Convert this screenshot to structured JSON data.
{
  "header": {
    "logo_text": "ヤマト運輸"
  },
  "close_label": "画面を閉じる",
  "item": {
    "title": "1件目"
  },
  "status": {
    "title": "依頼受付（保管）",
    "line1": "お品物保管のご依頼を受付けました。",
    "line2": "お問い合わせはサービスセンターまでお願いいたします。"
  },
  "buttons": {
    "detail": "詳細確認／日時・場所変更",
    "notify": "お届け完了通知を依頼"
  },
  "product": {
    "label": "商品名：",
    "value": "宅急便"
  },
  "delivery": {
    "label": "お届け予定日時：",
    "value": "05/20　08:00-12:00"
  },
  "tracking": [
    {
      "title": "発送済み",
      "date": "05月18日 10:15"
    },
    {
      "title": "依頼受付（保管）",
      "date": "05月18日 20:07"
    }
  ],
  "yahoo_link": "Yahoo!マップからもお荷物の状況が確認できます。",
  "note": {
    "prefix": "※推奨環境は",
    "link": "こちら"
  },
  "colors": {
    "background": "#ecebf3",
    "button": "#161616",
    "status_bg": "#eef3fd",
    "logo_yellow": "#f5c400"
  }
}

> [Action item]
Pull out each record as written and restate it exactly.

> [Answer to the problem]
Convert this screenshot to structured JSON data.
{
  "header": {
    "logo_text": "ヤマト運輸"
  },
  "close_label": "画面を閉じる",
  "item": {
    "title": "1件目"
  },
  "status": {
    "title": "依頼受付（保管）",
    "line1": "お品物保管のご依頼を受付けました。",
    "line2": "お問い合わせはサービスセンターまでお願いいたします。"
  },
  "buttons": {
    "detail": "詳細確認／日時・場所変更",
    "notify": "お届け完了通知を依頼"
  },
  "product": {
    "label": "商品名：",
    "value": "宅急便"
  },
  "delivery": {
    "label": "お届け予定日時：",
    "value": "05/20　08:00-12:00"
  },
  "tracking": [
    {
      "title": "発送済み",
      "date": "05月18日 10:15"
    },
    {
      "title": "依頼受付（保管）",
      "date": "05月18日 20:07"
    }
  ],
  "yahoo_link": "Yahoo!マップからもお荷物の状況が確認できます。",
  "note": {
    "prefix": "※推奨環境は",
    "link": "こちら"
  },
  "colors": {
    "background": "#ecebf3",
    "button": "#161616",
    "status_bg": "#eef3fd",
    "logo_yellow": "#f5c400"
  }
}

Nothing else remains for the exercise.